Silence in music, any music, is very important. Pauses and silences provide “punctuation marks” and create ebb and flow, just as in speech. Silences also create drama and set up expectations in the minds of the listener, while stillness and quietness in music allow the listener to be drawn in to create a special, sometimes very intense connection with the performer. In the pre-concert talk, Osborne talked of how, as a child, he liked to experiment at the piano to see how quietly he could play, fascinated by the tactile experience of producing very soft sounds. He described how the simplicity and stillness of Feldman’s music in particular – music which is sometimes merely a handful of notes or a few carefully chosen chords with no clear narrative nor organic development – allows the listener to engage with the music “in the moment”, with a mindfulness akin to meditation without the need to conceptualise nor admire it as an “art-object”.
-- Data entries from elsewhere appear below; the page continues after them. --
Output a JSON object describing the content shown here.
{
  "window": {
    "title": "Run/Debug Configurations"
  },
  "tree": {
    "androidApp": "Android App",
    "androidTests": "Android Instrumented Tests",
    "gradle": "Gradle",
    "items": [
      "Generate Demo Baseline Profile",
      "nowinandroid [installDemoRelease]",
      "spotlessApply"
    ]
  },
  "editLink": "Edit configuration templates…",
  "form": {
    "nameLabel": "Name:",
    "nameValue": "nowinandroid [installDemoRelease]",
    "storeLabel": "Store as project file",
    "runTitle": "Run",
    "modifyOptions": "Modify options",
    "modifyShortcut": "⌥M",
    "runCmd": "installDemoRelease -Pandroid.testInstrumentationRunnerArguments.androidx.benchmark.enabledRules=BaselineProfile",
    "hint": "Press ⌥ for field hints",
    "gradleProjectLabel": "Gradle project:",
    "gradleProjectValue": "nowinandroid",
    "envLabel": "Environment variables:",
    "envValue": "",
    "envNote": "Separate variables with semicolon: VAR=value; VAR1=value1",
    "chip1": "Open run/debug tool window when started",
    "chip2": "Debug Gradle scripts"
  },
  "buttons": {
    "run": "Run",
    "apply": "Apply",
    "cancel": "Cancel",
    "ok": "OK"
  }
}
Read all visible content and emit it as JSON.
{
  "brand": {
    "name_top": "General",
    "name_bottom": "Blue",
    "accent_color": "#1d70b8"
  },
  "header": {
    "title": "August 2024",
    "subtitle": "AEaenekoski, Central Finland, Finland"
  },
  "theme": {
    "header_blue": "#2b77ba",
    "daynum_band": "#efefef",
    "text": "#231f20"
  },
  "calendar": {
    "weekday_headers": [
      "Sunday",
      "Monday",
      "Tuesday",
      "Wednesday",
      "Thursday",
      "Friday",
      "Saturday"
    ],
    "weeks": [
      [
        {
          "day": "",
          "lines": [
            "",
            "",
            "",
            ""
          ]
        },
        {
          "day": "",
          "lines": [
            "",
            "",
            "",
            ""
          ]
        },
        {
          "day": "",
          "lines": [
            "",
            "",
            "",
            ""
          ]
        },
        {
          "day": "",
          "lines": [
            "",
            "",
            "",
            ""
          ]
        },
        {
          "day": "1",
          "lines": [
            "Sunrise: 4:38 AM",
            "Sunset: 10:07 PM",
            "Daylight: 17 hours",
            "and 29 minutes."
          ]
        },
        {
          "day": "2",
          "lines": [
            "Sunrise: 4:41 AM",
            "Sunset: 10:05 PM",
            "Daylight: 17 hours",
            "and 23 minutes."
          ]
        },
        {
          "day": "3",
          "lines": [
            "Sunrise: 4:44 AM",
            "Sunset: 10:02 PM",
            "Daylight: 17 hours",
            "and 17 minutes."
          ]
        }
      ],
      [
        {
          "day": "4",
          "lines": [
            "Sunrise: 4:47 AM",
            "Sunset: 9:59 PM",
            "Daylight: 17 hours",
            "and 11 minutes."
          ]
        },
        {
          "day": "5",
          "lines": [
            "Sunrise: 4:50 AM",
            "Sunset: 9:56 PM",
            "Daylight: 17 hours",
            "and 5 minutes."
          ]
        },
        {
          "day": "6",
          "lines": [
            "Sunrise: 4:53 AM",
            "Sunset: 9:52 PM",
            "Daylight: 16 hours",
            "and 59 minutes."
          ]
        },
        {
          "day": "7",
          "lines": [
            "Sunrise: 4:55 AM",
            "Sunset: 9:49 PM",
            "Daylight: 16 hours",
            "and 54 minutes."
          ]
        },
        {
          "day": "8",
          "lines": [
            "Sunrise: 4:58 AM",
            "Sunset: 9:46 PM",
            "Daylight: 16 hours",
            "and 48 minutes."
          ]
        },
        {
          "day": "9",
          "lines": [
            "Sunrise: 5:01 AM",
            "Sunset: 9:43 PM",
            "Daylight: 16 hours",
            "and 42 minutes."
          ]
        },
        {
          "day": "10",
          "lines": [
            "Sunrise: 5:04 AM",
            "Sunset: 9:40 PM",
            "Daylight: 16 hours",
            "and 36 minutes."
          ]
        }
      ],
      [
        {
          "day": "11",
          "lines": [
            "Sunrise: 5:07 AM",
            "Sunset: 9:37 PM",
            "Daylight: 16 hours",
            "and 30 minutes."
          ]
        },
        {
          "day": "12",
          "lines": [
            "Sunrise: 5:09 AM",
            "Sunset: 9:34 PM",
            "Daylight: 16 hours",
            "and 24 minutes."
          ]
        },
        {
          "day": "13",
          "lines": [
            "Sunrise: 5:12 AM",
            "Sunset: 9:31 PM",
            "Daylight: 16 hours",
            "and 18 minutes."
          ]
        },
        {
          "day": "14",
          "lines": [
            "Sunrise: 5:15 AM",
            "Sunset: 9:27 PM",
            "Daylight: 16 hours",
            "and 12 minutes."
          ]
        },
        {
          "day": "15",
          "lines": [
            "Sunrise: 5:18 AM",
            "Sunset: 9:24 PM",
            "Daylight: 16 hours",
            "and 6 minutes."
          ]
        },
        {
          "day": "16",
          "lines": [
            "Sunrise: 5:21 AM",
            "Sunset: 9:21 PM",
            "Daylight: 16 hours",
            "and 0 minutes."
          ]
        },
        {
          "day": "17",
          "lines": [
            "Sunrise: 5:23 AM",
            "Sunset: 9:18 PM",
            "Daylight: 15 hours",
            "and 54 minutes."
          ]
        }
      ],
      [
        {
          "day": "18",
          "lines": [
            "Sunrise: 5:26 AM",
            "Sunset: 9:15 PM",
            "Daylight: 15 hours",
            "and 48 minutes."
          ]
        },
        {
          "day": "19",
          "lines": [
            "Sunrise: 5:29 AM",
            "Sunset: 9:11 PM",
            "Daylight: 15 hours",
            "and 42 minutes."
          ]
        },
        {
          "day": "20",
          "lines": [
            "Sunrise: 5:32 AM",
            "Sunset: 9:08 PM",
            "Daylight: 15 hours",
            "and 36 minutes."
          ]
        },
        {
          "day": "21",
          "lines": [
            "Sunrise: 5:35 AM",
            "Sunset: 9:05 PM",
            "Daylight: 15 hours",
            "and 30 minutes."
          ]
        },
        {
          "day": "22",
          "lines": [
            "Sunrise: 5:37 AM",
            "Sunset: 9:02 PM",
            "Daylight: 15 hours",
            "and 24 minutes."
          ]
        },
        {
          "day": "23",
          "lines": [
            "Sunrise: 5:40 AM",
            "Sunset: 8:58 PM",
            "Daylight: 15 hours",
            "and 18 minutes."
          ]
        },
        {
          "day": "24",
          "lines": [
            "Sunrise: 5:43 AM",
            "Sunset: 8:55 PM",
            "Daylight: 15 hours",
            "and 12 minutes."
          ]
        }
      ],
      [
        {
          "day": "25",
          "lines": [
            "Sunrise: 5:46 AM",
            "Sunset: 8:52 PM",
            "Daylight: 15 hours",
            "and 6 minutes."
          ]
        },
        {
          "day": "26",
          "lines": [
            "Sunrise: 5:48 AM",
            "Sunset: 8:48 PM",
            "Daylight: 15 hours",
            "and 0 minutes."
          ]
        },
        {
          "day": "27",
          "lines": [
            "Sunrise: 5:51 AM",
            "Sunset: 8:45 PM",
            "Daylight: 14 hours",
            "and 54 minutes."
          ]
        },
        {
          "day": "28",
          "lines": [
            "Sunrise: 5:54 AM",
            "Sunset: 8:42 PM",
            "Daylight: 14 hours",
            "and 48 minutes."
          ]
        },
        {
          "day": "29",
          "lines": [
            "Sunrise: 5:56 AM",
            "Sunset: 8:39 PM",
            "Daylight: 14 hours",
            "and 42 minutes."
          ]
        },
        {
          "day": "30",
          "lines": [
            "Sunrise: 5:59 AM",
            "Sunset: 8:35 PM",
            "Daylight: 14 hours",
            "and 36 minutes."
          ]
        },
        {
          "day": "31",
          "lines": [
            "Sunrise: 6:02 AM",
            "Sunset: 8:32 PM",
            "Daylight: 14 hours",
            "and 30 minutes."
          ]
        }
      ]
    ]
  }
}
Read my full review here

Meet the Artist……Steven Osborne

Pianist Ivan Ilic has already featured music by American minimalist composer Morton Feldman on his previous disc The Transcendentalist. His new disc (released 16 October) is devoted to a single work by Feldman, ‘For Bunita Marcus’, dedicated Feldman’s student who studied with him from 1975-1981. For seven years until Feldman’s death in 1987, he and Bunita Marcus were inseparable (though she refused his marriage proposal), composing side by side and sharing ideas.

The work typifies Feldman’s style: comprising small clusters and units of notes, mainly consisting of 3/8, 5/16 and 2/2 bars – tiny ideas which together form a vast and musical landscape, it is curiously absorbing music. What it lacks in texture, it makes up for in its meticulously placed sounds, and its intensity comes from its repetitive and reiterative qualities, with figures varied but not developed.

As Feldman himself said of this music “It can only work if you go along with the material and see how it is turning out.” There is an exploratory quality to Ilic’s playing, a sense of the music being wrought in the moment, spontaneous and unprepared. His touch is assured yet sensitive. Sounds chime, resonate and glow, and the work’s 22 sections unfold with a subtle and graceful expansiveness.

The disc comes with comprehensive notes to guide the listener through the work, but you, like me, may prefer to simply allow the sounds to drift over you.

‘For Bunita Marcus’ (1985) is released on the French label Paraty, distributed worldwide by Harmonia Mundi. The album is the final installment in Ivan’s Morton Feldman Trilogy, alongside the CD The Transcendentalist (2014) and the Art Book/CD/DVD Detours Which Have To Be Investigated (2014).  

Further information here

Meet the Artist……Ivan Ilic